An arrhythmia is a problem with the speed or rhythm of the heartbeat. During an arrhythmia, the heart can beat too fast, too slow, or with an irregular rhythm. A heartbeat that is too fast is called tachycardia. A heartbeat that is too slow is called bradycardia. Most arrhythmias are harmless, but some can be serious or even life threatening. When the heart rate is too slow, too fast, or irregular, the heart may not be able to pump enough blood to the body. Lack of blood flow can damage the brain, heart, and other organs.
Affecting 33.5 million patients worldwide, atrial fibrillation is the most common form of cardiac arrhythmia. As if having an irregular heart beat wasn't troubling enough, patients with atrial fibrillation are also much more likely to have a stroke.
A new, computer-based screening method could reveal the virus-fighting potential of drugs originally developed to treat other conditions, reports a study in PLOS Computational Biology.
The heart cannot regenerate muscle tissue after a heart attack has killed part of the muscle wall, and that dead tissue can strain surrounding muscle, leading to a lethal heart enlargement.
The promise of stem cells to treat cardiovascular disease may soon be a step closer to clinical application as scientists from three institutions seek to perfect and test three-dimensional "heart patches" in a large animal model — the last big hurdle before trials in human patients.
VTT Technical Research Centre of Finland has developed a mobile app and thumb-size device that help to prevent cerebral infarctions at an early stage, during asymptomatic atrial fibrillation.

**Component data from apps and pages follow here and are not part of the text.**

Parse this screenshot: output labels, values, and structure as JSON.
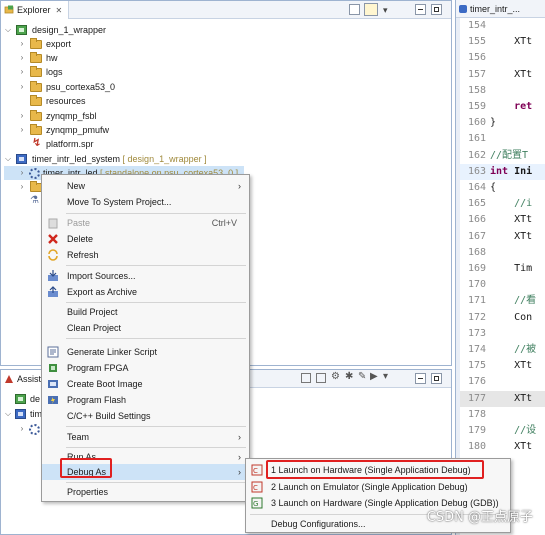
{
  "explorer": {
    "tab_label": "Explorer",
    "tree": [
      {
        "label": "design_1_wrapper",
        "level": 0,
        "icon": "project-icon",
        "expanded": true
      },
      {
        "label": "export",
        "level": 1,
        "icon": "folder-icon"
      },
      {
        "label": "hw",
        "level": 1,
        "icon": "folder-icon"
      },
      {
        "label": "logs",
        "level": 1,
        "icon": "folder-icon"
      },
      {
        "label": "psu_cortexa53_0",
        "level": 1,
        "icon": "folder-icon"
      },
      {
        "label": "resources",
        "level": 1,
        "icon": "folder-icon"
      },
      {
        "label": "zynqmp_fsbl",
        "level": 1,
        "icon": "folder-icon"
      },
      {
        "label": "zynqmp_pmufw",
        "level": 1,
        "icon": "folder-icon"
      },
      {
        "label": "platform.spr",
        "level": 1,
        "icon": "spr-file-icon"
      },
      {
        "label": "timer_intr_led_system",
        "suffix": "[ design_1_wrapper ]",
        "level": 0,
        "icon": "system-project-icon",
        "expanded": true
      },
      {
        "label": "timer_intr_led",
        "suffix": "[ standalone on psu_cortexa53_0 ]",
        "level": 1,
        "icon": "application-gear-icon",
        "selected": true
      }
    ]
  },
  "assistant": {
    "tab_label": "Assist",
    "rows": [
      {
        "label": "de"
      },
      {
        "label": "tim"
      }
    ]
  },
  "editor": {
    "tab_label": "timer_intr_...",
    "lines": [
      {
        "n": "154",
        "text": ""
      },
      {
        "n": "155",
        "text": "    XTt"
      },
      {
        "n": "156",
        "text": ""
      },
      {
        "n": "157",
        "text": "    XTt"
      },
      {
        "n": "158",
        "text": ""
      },
      {
        "n": "159",
        "text": "    ret",
        "kw": true
      },
      {
        "n": "160",
        "text": "}"
      },
      {
        "n": "161",
        "text": ""
      },
      {
        "n": "162",
        "text": "//配置T",
        "comment": true
      },
      {
        "n": "163",
        "text": "int Ini",
        "kw_prefix": "int",
        "rest": " Ini",
        "current": true
      },
      {
        "n": "164",
        "text": "{"
      },
      {
        "n": "165",
        "text": "    //i",
        "comment": true
      },
      {
        "n": "166",
        "text": "    XTt"
      },
      {
        "n": "167",
        "text": "    XTt"
      },
      {
        "n": "168",
        "text": ""
      },
      {
        "n": "169",
        "text": "    Tim"
      },
      {
        "n": "170",
        "text": ""
      },
      {
        "n": "171",
        "text": "    //看",
        "comment": true
      },
      {
        "n": "172",
        "text": "    Con"
      },
      {
        "n": "173",
        "text": ""
      },
      {
        "n": "174",
        "text": "    //被",
        "comment": true
      },
      {
        "n": "175",
        "text": "    XTt"
      },
      {
        "n": "176",
        "text": ""
      },
      {
        "n": "177",
        "text": "    XTt",
        "highlighted": true
      },
      {
        "n": "178",
        "text": ""
      },
      {
        "n": "179",
        "text": "    //设",
        "comment": true
      },
      {
        "n": "180",
        "text": "    XTt"
      },
      {
        "n": "181",
        "text": ""
      }
    ]
  },
  "context_menu": {
    "new": "New",
    "move_to_system": "Move To System Project...",
    "paste": "Paste",
    "paste_shortcut": "Ctrl+V",
    "delete": "Delete",
    "refresh": "Refresh",
    "import_sources": "Import Sources...",
    "export_archive": "Export as Archive",
    "build_project": "Build Project",
    "clean_project": "Clean Project",
    "gen_linker": "Generate Linker Script",
    "program_fpga": "Program FPGA",
    "create_boot_image": "Create Boot Image",
    "program_flash": "Program Flash",
    "cpp_build_settings": "C/C++ Build Settings",
    "team": "Team",
    "run_as": "Run As",
    "debug_as": "Debug As",
    "properties": "Properties"
  },
  "debug_submenu": {
    "item1": "1 Launch on Hardware (Single Application Debug)",
    "item2": "2 Launch on Emulator (Single Application Debug)",
    "item3": "3 Launch on Hardware (Single Application Debug (GDB))",
    "configs": "Debug Configurations..."
  },
  "watermark": "CSDN @正点原子",
  "colors": {
    "highlight_box": "#e02020",
    "selection": "#cde3f7",
    "keyword": "#7f0055",
    "comment": "#3f7f5f"
  }
}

Medications prescribed to prevent heart attacks such as statins and aspirin are also associated with reduced heart attack severity, according to research published in PLOS ONE.
Two PhD students, who secured sponsorship from leading medical device designer and manufacturer ITL, have revealed progress on the development of ground-breaking medical devices.
The Canadian Journal of Cardiology has just released the 2016 Focused Update to the Canadian Cardiovascular Society's atrial fibrillation (AF) guidelines.
In the August 31 issue of Science Translational Medicine, new research from the University of Chicago shows how deficits in a specific pathway of genes can lead to the development of atrial fibrillation, a common irregular heartbeat, which poses a significant health risk.
For heart failure patients with cardiac implantable electronic devices (CIEDs), remote monitoring of their condition does not improve outcomes compared to usual care, according to Hot Line results presented at ESC Congress 2016 and to be simultaneously published in JAMA.
The risk of traffic accidents is increased by 50% in patients with an implantable cardioverter defibrillator (ICD) compared to age and gender matched controls, according to a Danish nationwide registry study presented at ESC Congress 2016 today.
Alcohol related hospitalisation is associated with a doubled risk of ischaemic stroke risk in patients with non-valvular atrial fibrillation, according to a study presented at ESC Congress 2016 today by Dr Faris Al-Khalili, cardiologist, Karolinska Institutet, Danderyd Hospital, Stockholm, Sweden.
Direct catheter-based thrombectomy is equally effective to bridging thrombolysis in the treatment of acute ischaemic stroke, according to results from the observational PRAGUE-16 registry study presented at ESC Congress 2016 today.
The new oral anticoagulants provide the same stroke prevention as warfarin but cause less intracranial bleeding, reports an observational study in more than 43 000 patients presented at ESC Congress 2016 today by Dr Laila Staerk, a research fellow at Herlev and Gentofte University Hospital, Denmark.
Smartphones can be used to detect atrial fibrillation with existing hardware, according to research presented at ESC Congress 2016 today.1 A low-cost application (app) has been developed that uses the phone's own accelerometer and gyroscope to check for atrial fibrillation.
The first European Society of Cardiology (ESC) Guidelines on Atrial Fibrillation developed in collaboration with the European Association for Cardio-Thoracic Surgery (EACTS) are published online today in European Heart Journal and the European Journal of Cardio-Thoracic Surgery, and on the ESC Website.
The high levels of caffeine in energy drinks may lead to cardiac complications, suggests a case report in the July/August Journal of Addiction Medicine, the official journal of the American Society of Addiction Medicine. The journal is published by Wolters Kluwer.
Researchers at the University of Rochester Medical Center recently discovered a genetic link between Long QT Syndrome (LQTS), a rare cardiac rhythm disease, and an increased risk for seizures.
According to a recent Framingham Heart Study, people who experience the heart arrhythmia atrial fibrillation (AF), may also suffer from a smaller brain, specifically reduced frontal lobe volume.
Death is a bigger risk than stroke among patients with atrial fibrillation, particularly during the first 4 months after diagnosis, research shows.